• Headache — the temporalis muscle (it closes and clenches the jaw)
• Sinus pressure and pain — the lateral pterygoid muscles (it moves the jaw side to side and/or forward)
• Neck stiffness and pain — trapezius muscle (it stabilizes the skull during jaw clenching and grinding)
Dental offices have treated and helped more and more people with their headache problems. For years, we assigned all of these names to headaches, like muscle tension headaches, neuralgia, migraine and so on, and it seems that many headache patients share one very common trait- They clench or grind their teeth at night!
Most medical research has shown that headaches, even people with classical migraine headaches, have no physical reason, no vascular problems and no neurological problems; in fact their physician’s exam will give no physical reason for the pain. Many patients have had CAT scans and MRI’s that were negative, and find that drugs really don’t help their problem; instead the medication makes them groggy and “drugged out.”

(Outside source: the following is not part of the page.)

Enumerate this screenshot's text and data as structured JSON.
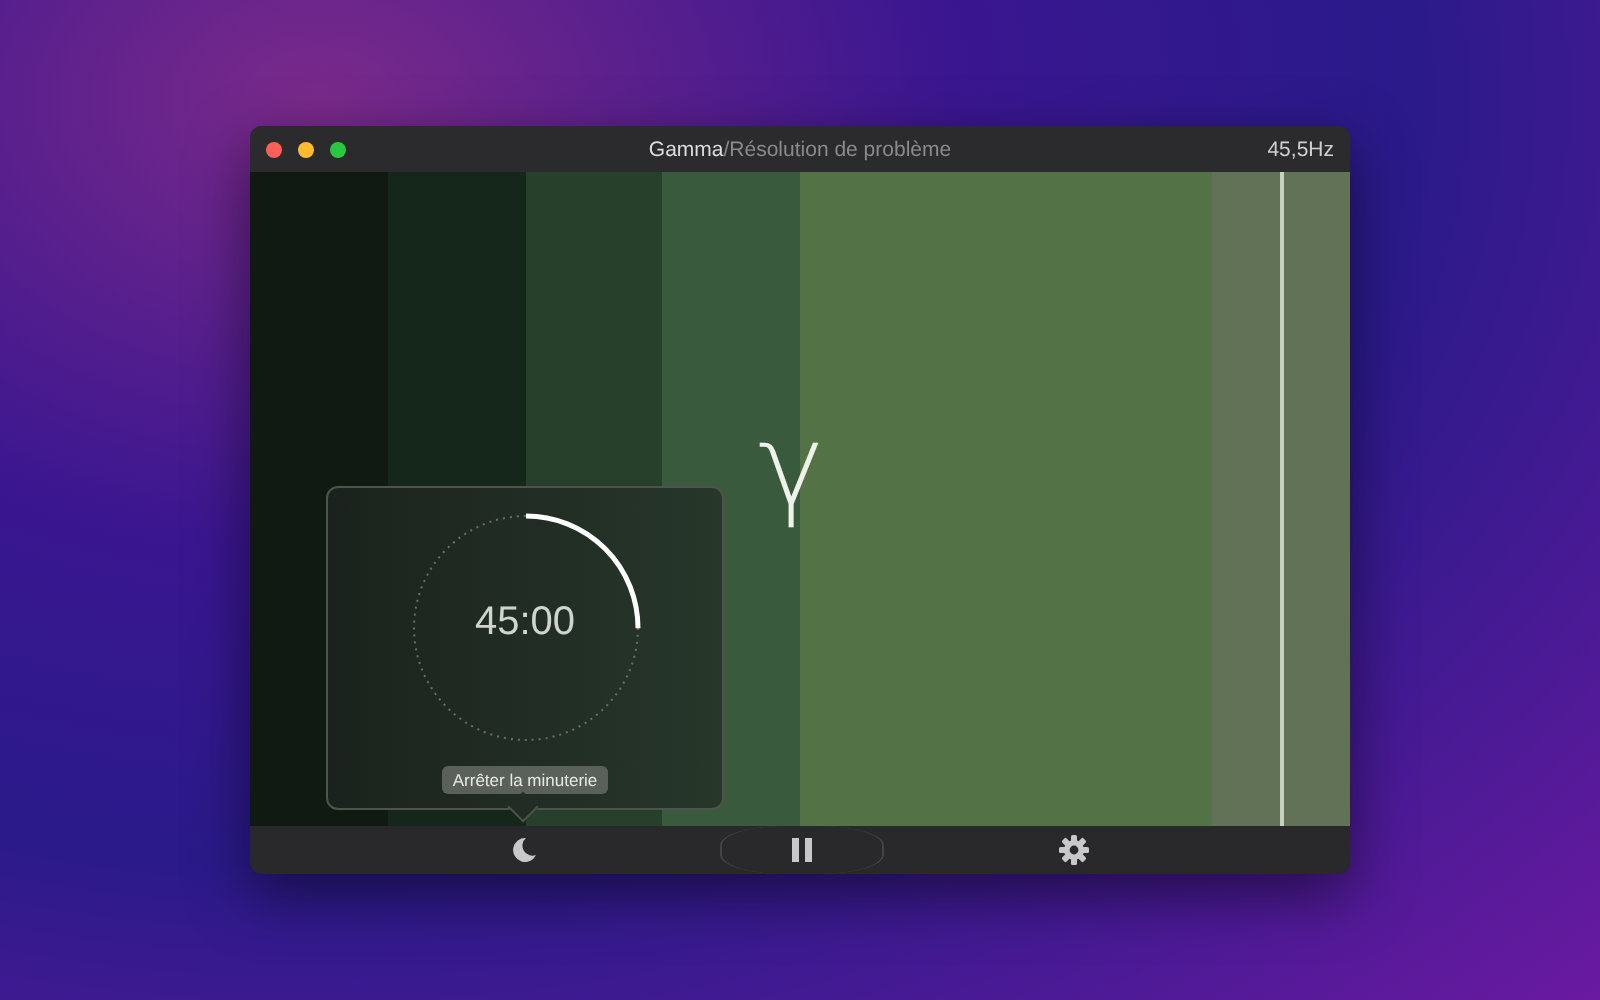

What we have discovered is that people who can control their nighttime clenching and grinding will get tremendous relief for their headaches and neck aches. Many people do so much unconscious clenching of their jaw muscles that when they wake up, their teeth are sore, their muscles are already tired, and they are set up for the beginning of a headache from the start of the day, if they don’t wake up with one.
One effective treatment utilizes an NTI appliance (short for nocioceptive trigeminal inhibition), a dental device that fits between the upper and lower front teeth. (Detailed information can be gotten from the website at http://www.headacheprevention.com/ ) The simple fact is that this device reduces the intensity of nighttime parafunction by 70 percent immediately, which can explain why so many patients wake up feeling better very quickly.
A traditional dental mouthpiece, or splint, reduces the resistance to side-to-side movement, thereby, reducing the effort and resultant strain to the jaw joint and sinuses (so long as clenching intensity isn’t too intense). However, the same splint also provides an ideal clenching surface, where maximum clenching intensity may increase and/or allow jaw joint problems to perpetuate.
Many patients run the gamut of the medical world’s attempts to control their headaches- with multiple drugs, injections and so on, without ever thinking that the pain might be muscular in origin. But just like back pain is often muscle spasm, the pain we call TMJ, as well as headaches of many sorts are very much caused by overuse of the muscles of closing the jaws.
We would recommend that if you or a loved one has chronic headache problems, that you go to the web site, or give us a call and let us take a look. It can do no harm, and it might very well make a huge difference in
When too much tooth structure has been lost due to decay or fracture, the best treatment choice to restore the tooth to normal function and cosmetic appearance is often the fabrication of a crown [cap]. Crowns are usually made of porcelain fused to metal or all-ceramic depending on the situation and judgment of the dentist. The restoration of the damaged tooth becomes more of an esthetic concern if it is located near the front of one’s mouth. How we perceive our smile and appearance affects our self-esteem, our moods and how we function in social and business relationships. So, when this situation occurs, there is a sense of urgency.
The tooth is prepared to allow enough room for the crown to fit over the tooth without extending too far and interfering with the person’s occlusion [bite]. This procedure usually takes 2 visits, depending on the situation. A provisional acrylic crown is made and temporarily cemented over the tooth. In the second visit, the crown is “tried in” to see how accurately it fits and to check that the ceramic color chosen matches the surrounding teeth. If both the patient and dentist are satisfied, the crown is permanently cemented or bonded to the tooth. Call our office if you think you’re a candidate for this type of procedure.